No current documents. 

Environmental & Community Benefits

FY22-36 Key Performance Indicators for the Safe, Clean Water Program

  1. Reuse sediment meeting applicable screening criteria at available Valley Water or partnership project sites to support restoration. 

  2. Provide up to $4 million per 15-year period to support activities necessary for sediment reuse.

Benefits

  • Accelerates progress of important tidal wetland restoration projects, including tidal marsh, wetland, and riparian habitat

  • Reduces disposal costs for sediment that has been removed from local channels 

  • Reduces disposal of clean fill into local landfills

  • Addresses climate change

Geographic Area of Benefit

Countywide 

 

    History & Background

    About the Safe, Clean Water and Natural Flood Protection Program

    In November 2020, voters in Santa Clara County overwhelmingly approved Measure S, a renewal of Valley Water’s Safe, Clean Water and Natural Flood Protection Program.

    The program was first passed by voters in 2000 as the Clean, Safe Creeks and Natural Flood Protection Plan, then again in 2012 as the Safe, Clean Water and Natural Flood Protection Program. The renewal of the Safe, Clean Water Program will continue to provide approximately $47 million annually for local projects that deliver safe, clean water, natural flood protection, and environmental stewardship to all the communities we serve in Santa Clara County.

    While evaluating ways to improve the 2012 program, Valley Water gathered feedback from more than 21,000 community members. That helped Valley Water create the six priorities for the renewed Safe, Clean Water Program, which are:

    Priority A: Ensure a Safe, Reliable Water Supply

    Priority B: Reduce Toxins, Hazards and Contaminants in our Waterways

    Priority C: Protect our Water Supply and Dams from Earthquakes and Natural Disasters

    Priority D: Restore Wildlife Habitat and Provide Open Space

    Priority E: Provide Flood Protection to Homes, Businesses, Schools, Streets and Highways

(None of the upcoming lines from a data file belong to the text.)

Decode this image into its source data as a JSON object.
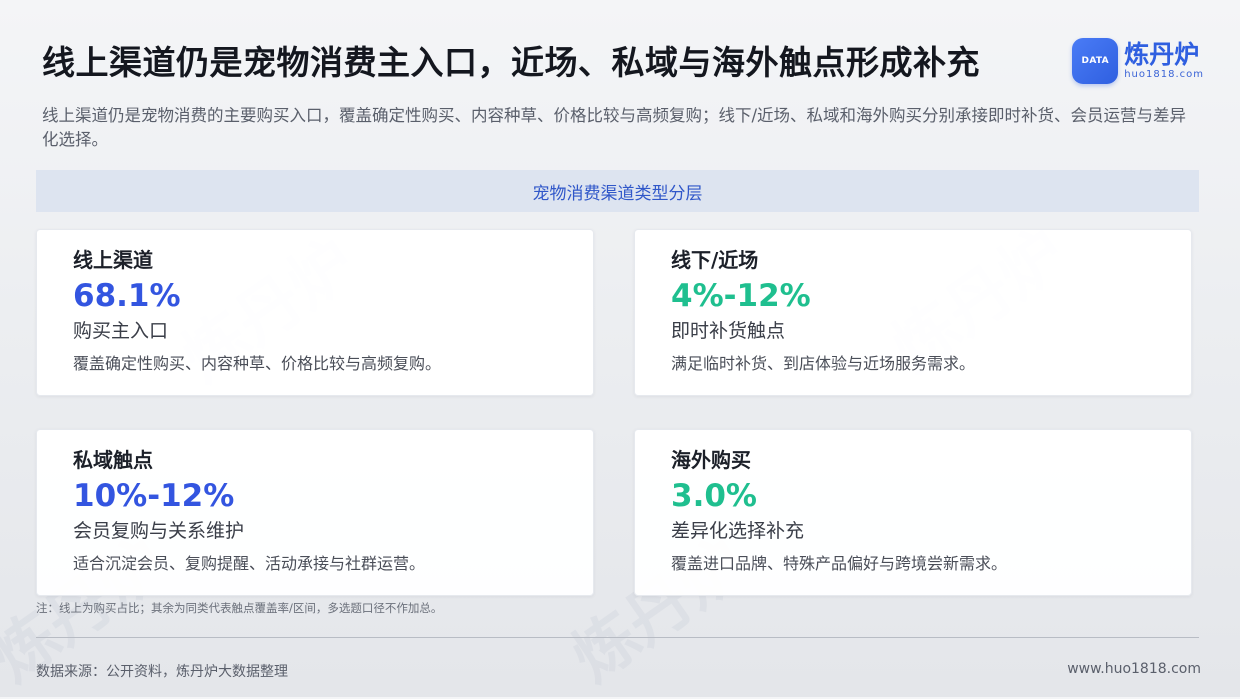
{
  "header": {
    "title": "线上渠道仍是宠物消费主入口，近场、私域与海外触点形成补充",
    "subtitle": "线上渠道仍是宠物消费的主要购买入口，覆盖确定性购买、内容种草、价格比较与高频复购；线下/近场、私域和海外购买分别承接即时补货、会员运营与差异化选择。"
  },
  "logo": {
    "mark_text": "DATA",
    "name": "炼丹炉",
    "url": "huo1818.com"
  },
  "section": {
    "banner": "宠物消费渠道类型分层"
  },
  "cards": [
    {
      "title": "线上渠道",
      "value": "68.1%",
      "label": "购买主入口",
      "desc": "覆盖确定性购买、内容种草、价格比较与高频复购。",
      "color": "#3355e0"
    },
    {
      "title": "线下/近场",
      "value": "4%-12%",
      "label": "即时补货触点",
      "desc": "满足临时补货、到店体验与近场服务需求。",
      "color": "#1fbf8f"
    },
    {
      "title": "私域触点",
      "value": "10%-12%",
      "label": "会员复购与关系维护",
      "desc": "适合沉淀会员、复购提醒、活动承接与社群运营。",
      "color": "#3355e0"
    },
    {
      "title": "海外购买",
      "value": "3.0%",
      "label": "差异化选择补充",
      "desc": "覆盖进口品牌、特殊产品偏好与跨境尝新需求。",
      "color": "#1fbf8f"
    }
  ],
  "footer": {
    "note": "注：线上为购买占比；其余为同类代表触点覆盖率/区间，多选题口径不作加总。",
    "source": "数据来源：公开资料，炼丹炉大数据整理",
    "site": "www.huo1818.com"
  },
  "watermark": {
    "text": "炼丹炉"
  }
}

    Priority F: Support Public Health and Public Safety for Our Community

    Each year, Valley Water prepares a report providing a progress update for each of these program priorities, along with fiscal year accomplishments.

    To ensure transparency and accountability to the voters, the ballot measure also created an Independent Monitoring Committee, appointed by the Santa Clara Valley Water District Board of Directors. The Independent Monitoring Committee annually reviews the program’s progress to ensure the outcomes are achieved in a cost-efficient manner and reports its findings to the Board. Additionally, the IMC also reviews each proposed 5-year implementation plan prior to its submittal for Board approval.

    In addition, the program requires three independent audits.

    View the Safe, Clean Water Program’s annual reports, annual IMC audit reports, and independent audits, including a staff response, on the Valley Water website.